Recent engagement in the United States has shown how a preoccupation with the visibility of HIV as a white, urban and gay male phenomenon obscures the ongoing impact of the pandemic on gender and sexual minorities (including trans women), people of colour, black and indigenous people in the context of historical legacies of colonial exploitation (Cheng, Juhasz, and Shahani 2020). The understanding of an “undetectable” viral load, now common as a measure in the global end of AIDS, relies on visibility at the microscopic level, eschewing community forms of care in favour of pharmaceutical solutions (Persson et al. 2016). Yet although shaped by globalised knowledge, understandings and interpretations of HIV—and their relationship to race, gender, sexuality and class—unfold differently in a post-authoritarian context where a dominant “regime of visuality,” is one in which “the compulsion to see and be seen is continually brought to crisis by the terror of seeing and being seen” (Steedly 2013, 262). In Indonesia, the HIV epidemic has become visible over the past three or so decades coinciding with a postauthoritarian context where “murkiness is itself a structural feature of politics” (Bubandt 2008, 812). The visibility of HIV in Indonesia thus emerges out of distinctive histories, including cultures of gender and sexual visibility and understanding of health and illness (Hegarty 2018; Thajib 2018; Samuels 2016). The papers on this panel will demonstrate how the experience of HIV specific to Indonesia in its socio-historical context, but also offers critical theoretical insights for the expansion of HIV care globally.
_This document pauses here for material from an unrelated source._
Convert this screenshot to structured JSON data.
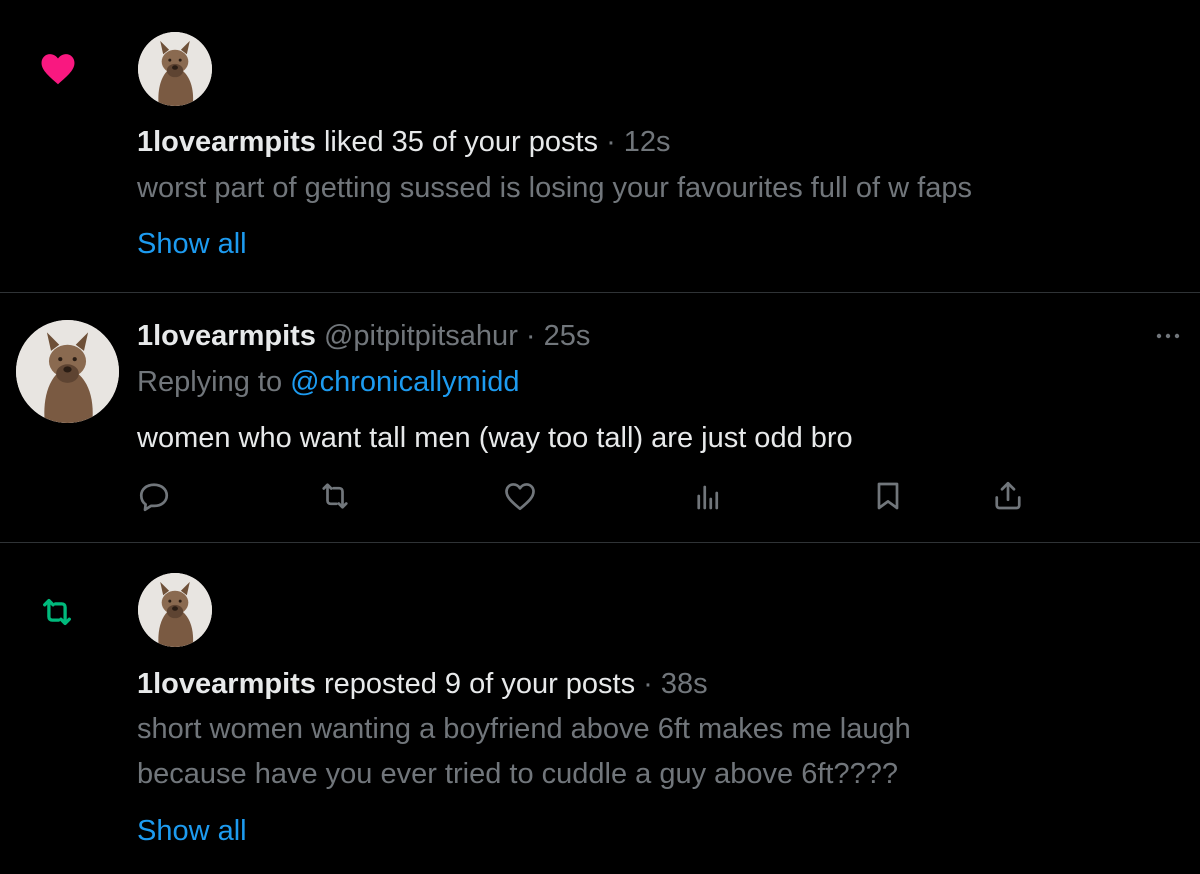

We aspire for the panel to be both interdisciplinary and diverse, encompassing a wide range of researchers working in different geographical areas in Indonesia, disciplinary training, and institutional affiliation. To this end, we invite papers which address HIV in Indonesia, across fields of medical anthropology, history, cultural studies, and public health.